Activity:
Word for word, print all of the entries below.

Web page and app entries:
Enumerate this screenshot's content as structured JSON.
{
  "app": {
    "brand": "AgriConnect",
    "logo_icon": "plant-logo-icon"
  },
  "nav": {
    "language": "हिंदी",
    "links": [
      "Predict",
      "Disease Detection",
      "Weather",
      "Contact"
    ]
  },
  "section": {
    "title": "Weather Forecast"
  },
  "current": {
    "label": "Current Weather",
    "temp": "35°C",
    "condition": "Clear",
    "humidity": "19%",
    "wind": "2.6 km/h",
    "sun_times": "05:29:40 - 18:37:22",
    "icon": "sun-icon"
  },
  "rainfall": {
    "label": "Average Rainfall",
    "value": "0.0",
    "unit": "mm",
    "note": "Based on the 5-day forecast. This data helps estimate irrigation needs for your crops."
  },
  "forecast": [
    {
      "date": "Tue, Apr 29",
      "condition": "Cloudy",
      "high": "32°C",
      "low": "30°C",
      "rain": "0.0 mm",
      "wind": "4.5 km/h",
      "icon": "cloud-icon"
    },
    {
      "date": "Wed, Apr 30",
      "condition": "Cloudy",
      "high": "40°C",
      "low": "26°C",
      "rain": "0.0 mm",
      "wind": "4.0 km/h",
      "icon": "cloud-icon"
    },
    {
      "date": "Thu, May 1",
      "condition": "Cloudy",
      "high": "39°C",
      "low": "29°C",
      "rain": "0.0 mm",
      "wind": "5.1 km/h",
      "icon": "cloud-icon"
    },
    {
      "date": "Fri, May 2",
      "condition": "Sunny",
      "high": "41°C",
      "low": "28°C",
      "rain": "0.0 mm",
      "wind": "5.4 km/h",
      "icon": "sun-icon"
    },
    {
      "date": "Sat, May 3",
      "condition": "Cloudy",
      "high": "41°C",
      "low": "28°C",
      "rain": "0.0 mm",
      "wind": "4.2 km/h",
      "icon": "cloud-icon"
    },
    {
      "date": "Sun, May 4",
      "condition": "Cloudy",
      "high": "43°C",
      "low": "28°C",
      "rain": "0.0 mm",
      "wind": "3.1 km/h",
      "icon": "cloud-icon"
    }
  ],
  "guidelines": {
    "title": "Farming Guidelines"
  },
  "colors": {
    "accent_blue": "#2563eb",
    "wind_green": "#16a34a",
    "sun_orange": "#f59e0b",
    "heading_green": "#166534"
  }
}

Response:
Enumerate this screenshot's content as structured JSON.
{
  "app": {
    "brand": "AgriConnect",
    "logo_icon": "plant-logo-icon"
  },
  "nav": {
    "language": "हिंदी",
    "links": [
      "Predict",
      "Disease Detection",
      "Weather",
      "Contact"
    ]
  },
  "section": {
    "title": "Weather Forecast"
  },
  "current": {
    "label": "Current Weather",
    "temp": "35°C",
    "condition": "Clear",
    "humidity": "19%",
    "wind": "2.6 km/h",
    "sun_times": "05:29:40 - 18:37:22",
    "icon": "sun-icon"
  },
  "rainfall": {
    "label": "Average Rainfall",
    "value": "0.0",
    "unit": "mm",
    "note": "Based on the 5-day forecast. This data helps estimate irrigation needs for your crops."
  },
  "forecast": [
    {
      "date": "Tue, Apr 29",
      "condition": "Cloudy",
      "high": "32°C",
      "low": "30°C",
      "rain": "0.0 mm",
      "wind": "4.5 km/h",
      "icon": "cloud-icon"
    },
    {
      "date": "Wed, Apr 30",
      "condition": "Cloudy",
      "high": "40°C",
      "low": "26°C",
      "rain": "0.0 mm",
      "wind": "4.0 km/h",
      "icon": "cloud-icon"
    },
    {
      "date": "Thu, May 1",
      "condition": "Cloudy",
      "high": "39°C",
      "low": "29°C",
      "rain": "0.0 mm",
      "wind": "5.1 km/h",
      "icon": "cloud-icon"
    },
    {
      "date": "Fri, May 2",
      "condition": "Sunny",
      "high": "41°C",
      "low": "28°C",
      "rain": "0.0 mm",
      "wind": "5.4 km/h",
      "icon": "sun-icon"
    },
    {
      "date": "Sat, May 3",
      "condition": "Cloudy",
      "high": "41°C",
      "low": "28°C",
      "rain": "0.0 mm",
      "wind": "4.2 km/h",
      "icon": "cloud-icon"
    },
    {
      "date": "Sun, May 4",
      "condition": "Cloudy",
      "high": "43°C",
      "low": "28°C",
      "rain": "0.0 mm",
      "wind": "3.1 km/h",
      "icon": "cloud-icon"
    }
  ],
  "guidelines": {
    "title": "Farming Guidelines"
  },
  "colors": {
    "accent_blue": "#2563eb",
    "wind_green": "#16a34a",
    "sun_orange": "#f59e0b",
    "heading_green": "#166534"
  }
}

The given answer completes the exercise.